Simonne Michelle

Simonne Michelle is a Melbourne-based writer, philanthropy professional, and feminist.
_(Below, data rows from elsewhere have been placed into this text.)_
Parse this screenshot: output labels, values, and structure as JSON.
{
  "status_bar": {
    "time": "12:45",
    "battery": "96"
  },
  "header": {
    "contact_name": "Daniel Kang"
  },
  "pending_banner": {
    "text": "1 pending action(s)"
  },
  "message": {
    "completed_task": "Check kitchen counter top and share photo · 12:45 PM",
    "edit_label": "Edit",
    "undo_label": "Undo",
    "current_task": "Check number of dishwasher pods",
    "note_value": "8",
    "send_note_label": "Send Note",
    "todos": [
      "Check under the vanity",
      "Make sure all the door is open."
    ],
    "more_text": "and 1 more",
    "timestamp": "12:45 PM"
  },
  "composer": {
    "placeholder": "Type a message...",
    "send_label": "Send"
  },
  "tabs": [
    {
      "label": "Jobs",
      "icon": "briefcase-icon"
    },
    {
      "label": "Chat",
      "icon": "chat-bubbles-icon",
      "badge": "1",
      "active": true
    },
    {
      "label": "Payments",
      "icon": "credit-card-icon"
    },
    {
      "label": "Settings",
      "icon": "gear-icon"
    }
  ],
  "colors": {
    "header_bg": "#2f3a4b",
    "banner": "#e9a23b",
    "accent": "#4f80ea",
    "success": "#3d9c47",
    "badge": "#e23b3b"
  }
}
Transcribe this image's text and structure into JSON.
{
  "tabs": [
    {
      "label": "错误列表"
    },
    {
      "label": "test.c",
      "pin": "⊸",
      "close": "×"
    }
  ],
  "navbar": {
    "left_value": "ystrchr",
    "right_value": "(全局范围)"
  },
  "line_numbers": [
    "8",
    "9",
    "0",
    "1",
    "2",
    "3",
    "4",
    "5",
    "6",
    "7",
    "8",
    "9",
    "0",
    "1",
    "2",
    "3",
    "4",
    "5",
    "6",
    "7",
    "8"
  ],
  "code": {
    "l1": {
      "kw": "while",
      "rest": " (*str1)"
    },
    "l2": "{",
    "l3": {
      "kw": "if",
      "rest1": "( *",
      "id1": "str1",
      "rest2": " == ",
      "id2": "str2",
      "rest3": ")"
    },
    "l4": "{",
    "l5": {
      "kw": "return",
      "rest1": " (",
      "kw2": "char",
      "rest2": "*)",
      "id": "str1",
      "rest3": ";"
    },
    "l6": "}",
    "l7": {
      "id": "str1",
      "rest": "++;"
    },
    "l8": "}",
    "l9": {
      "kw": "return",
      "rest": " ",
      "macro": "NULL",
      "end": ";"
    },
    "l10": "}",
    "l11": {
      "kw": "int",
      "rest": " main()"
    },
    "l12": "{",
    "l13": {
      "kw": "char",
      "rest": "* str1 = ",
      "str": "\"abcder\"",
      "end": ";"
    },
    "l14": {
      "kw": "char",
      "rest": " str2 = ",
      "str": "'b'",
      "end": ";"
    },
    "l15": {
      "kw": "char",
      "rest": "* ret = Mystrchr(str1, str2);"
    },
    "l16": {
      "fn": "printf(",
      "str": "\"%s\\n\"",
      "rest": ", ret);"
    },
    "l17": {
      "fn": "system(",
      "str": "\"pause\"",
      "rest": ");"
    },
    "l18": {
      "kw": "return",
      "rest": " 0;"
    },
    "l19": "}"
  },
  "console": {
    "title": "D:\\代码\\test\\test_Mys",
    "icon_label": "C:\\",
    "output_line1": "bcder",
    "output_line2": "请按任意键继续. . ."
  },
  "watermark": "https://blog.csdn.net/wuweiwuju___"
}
She has just started using Medium as a way of jotting down some of her musings on life, womanhood, and creativity., and can be found on Instagram at